:: LISTED ENTRIES

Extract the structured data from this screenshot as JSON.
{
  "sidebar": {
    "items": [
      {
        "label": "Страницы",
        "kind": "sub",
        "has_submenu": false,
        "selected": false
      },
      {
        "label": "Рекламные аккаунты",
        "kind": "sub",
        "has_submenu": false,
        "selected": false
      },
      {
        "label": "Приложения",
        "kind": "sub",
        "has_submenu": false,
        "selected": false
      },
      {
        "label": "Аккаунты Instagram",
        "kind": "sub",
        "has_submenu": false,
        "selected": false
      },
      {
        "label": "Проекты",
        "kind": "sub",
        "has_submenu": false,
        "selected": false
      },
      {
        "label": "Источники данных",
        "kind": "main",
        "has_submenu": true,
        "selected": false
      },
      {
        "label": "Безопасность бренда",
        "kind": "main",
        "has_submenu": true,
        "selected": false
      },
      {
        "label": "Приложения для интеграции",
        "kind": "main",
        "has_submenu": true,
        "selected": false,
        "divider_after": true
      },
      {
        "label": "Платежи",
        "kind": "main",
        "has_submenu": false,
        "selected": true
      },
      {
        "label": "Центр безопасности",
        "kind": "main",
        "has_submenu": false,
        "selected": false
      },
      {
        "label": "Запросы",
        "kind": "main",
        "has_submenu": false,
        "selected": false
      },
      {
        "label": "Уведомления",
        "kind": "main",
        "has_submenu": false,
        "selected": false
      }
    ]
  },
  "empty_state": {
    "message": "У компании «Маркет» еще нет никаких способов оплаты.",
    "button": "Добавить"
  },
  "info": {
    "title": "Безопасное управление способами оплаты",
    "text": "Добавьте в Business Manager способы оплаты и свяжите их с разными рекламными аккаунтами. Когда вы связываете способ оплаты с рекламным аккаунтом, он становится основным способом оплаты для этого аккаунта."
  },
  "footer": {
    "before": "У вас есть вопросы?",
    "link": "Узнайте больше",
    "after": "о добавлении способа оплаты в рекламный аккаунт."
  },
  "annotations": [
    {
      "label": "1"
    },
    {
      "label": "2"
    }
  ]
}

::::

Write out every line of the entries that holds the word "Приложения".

SOLUTION |
        "label": "Приложения",
        "label": "Приложения для интеграции",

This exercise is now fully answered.